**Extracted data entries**
***

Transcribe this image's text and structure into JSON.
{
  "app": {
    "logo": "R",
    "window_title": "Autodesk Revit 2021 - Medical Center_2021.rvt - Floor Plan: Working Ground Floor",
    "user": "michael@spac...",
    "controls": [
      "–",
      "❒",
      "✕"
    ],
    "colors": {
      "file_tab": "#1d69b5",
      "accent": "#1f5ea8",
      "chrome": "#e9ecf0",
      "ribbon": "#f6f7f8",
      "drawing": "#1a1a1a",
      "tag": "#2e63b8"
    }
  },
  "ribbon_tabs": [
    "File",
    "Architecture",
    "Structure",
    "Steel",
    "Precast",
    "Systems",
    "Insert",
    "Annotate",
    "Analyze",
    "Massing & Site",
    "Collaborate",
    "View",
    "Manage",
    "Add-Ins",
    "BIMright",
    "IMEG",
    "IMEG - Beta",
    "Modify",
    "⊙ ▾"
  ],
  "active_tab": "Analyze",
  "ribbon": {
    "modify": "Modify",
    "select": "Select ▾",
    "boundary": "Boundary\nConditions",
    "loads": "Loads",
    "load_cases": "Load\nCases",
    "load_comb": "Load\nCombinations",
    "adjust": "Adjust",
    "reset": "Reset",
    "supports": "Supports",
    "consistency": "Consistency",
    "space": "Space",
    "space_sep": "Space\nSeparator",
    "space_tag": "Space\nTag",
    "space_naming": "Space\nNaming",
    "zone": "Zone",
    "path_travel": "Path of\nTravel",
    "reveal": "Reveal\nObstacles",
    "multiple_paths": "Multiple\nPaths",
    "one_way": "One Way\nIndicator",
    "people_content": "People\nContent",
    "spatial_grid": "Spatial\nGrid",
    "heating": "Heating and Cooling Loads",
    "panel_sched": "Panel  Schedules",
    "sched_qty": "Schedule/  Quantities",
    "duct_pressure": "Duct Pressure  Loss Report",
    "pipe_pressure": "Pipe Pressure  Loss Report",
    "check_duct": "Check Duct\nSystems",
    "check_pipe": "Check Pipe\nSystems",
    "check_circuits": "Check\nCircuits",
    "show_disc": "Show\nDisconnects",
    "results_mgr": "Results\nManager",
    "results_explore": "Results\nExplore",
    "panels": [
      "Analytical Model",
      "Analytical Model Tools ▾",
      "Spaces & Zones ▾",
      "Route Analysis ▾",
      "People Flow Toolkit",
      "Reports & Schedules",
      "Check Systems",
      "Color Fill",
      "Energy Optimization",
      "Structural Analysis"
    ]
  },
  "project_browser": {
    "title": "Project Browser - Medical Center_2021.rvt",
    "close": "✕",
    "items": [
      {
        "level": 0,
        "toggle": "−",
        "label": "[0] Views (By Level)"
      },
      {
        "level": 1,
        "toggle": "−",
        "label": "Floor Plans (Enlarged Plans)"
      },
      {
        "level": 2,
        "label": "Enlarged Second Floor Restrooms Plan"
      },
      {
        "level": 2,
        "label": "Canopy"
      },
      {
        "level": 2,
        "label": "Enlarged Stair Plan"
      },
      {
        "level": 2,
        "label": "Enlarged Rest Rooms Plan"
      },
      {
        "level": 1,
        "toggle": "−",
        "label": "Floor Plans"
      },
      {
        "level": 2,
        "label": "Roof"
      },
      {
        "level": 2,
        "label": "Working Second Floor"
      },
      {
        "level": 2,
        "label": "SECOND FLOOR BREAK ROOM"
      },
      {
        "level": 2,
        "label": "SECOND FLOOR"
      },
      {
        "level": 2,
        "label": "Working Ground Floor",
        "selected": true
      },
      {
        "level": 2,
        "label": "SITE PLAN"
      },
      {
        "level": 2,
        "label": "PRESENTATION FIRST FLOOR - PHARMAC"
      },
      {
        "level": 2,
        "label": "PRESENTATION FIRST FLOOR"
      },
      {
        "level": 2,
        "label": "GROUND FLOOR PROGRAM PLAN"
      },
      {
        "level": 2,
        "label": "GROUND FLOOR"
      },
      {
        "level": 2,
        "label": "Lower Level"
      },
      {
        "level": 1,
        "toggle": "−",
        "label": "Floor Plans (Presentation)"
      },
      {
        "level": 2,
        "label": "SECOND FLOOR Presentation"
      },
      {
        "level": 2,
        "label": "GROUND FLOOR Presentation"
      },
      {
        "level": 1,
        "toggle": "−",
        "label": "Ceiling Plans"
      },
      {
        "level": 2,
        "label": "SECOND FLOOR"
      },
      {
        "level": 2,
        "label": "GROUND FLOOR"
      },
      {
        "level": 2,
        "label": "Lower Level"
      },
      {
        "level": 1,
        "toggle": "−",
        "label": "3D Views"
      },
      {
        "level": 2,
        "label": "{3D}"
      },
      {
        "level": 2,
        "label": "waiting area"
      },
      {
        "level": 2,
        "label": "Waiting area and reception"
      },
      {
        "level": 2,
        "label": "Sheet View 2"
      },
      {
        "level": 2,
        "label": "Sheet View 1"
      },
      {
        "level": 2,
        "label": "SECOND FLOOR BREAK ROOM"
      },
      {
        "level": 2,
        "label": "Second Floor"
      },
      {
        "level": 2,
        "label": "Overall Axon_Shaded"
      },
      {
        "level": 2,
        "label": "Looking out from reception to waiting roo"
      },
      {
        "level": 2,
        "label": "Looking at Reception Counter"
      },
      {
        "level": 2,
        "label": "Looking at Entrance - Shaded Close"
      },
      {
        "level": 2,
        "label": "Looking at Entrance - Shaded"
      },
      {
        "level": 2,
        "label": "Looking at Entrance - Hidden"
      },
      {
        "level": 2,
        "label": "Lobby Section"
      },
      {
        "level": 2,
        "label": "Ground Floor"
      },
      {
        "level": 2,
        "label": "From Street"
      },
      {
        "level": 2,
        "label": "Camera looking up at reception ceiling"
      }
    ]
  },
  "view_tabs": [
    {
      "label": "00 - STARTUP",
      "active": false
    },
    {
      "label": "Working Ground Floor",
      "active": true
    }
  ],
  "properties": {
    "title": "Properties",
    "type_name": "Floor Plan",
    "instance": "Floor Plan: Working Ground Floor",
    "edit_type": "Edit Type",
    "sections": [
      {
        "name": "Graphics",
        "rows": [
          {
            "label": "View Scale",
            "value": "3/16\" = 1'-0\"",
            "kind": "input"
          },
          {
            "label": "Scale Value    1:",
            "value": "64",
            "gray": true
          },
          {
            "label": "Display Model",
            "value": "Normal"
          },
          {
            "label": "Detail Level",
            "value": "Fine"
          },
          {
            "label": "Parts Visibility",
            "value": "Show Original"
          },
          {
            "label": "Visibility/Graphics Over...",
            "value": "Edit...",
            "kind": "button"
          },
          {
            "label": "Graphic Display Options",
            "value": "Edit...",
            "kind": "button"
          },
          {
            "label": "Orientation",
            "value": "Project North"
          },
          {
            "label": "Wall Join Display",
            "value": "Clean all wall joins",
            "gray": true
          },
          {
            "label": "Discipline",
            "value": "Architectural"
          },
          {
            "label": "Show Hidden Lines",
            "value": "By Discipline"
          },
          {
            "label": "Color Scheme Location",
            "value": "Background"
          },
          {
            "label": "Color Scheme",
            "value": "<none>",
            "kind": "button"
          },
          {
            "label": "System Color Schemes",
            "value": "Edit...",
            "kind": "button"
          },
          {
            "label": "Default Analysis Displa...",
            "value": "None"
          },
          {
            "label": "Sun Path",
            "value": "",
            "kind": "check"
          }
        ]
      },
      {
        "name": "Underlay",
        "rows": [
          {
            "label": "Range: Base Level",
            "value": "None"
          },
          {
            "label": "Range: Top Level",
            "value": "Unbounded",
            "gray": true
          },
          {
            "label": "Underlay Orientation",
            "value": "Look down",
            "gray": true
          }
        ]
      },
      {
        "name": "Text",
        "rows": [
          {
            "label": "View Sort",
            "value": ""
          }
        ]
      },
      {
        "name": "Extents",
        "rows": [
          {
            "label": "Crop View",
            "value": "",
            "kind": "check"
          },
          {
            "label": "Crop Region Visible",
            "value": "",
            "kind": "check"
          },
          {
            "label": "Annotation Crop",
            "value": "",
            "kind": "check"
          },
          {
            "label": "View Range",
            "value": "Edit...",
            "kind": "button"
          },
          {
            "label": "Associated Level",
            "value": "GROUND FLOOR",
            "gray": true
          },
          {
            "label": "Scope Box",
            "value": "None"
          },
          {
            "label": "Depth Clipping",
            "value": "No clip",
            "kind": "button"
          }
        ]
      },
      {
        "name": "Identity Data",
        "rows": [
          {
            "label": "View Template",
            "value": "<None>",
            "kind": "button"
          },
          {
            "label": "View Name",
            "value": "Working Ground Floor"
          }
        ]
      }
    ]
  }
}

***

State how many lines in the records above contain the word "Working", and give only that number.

**EXERCISE RESPONSE**
6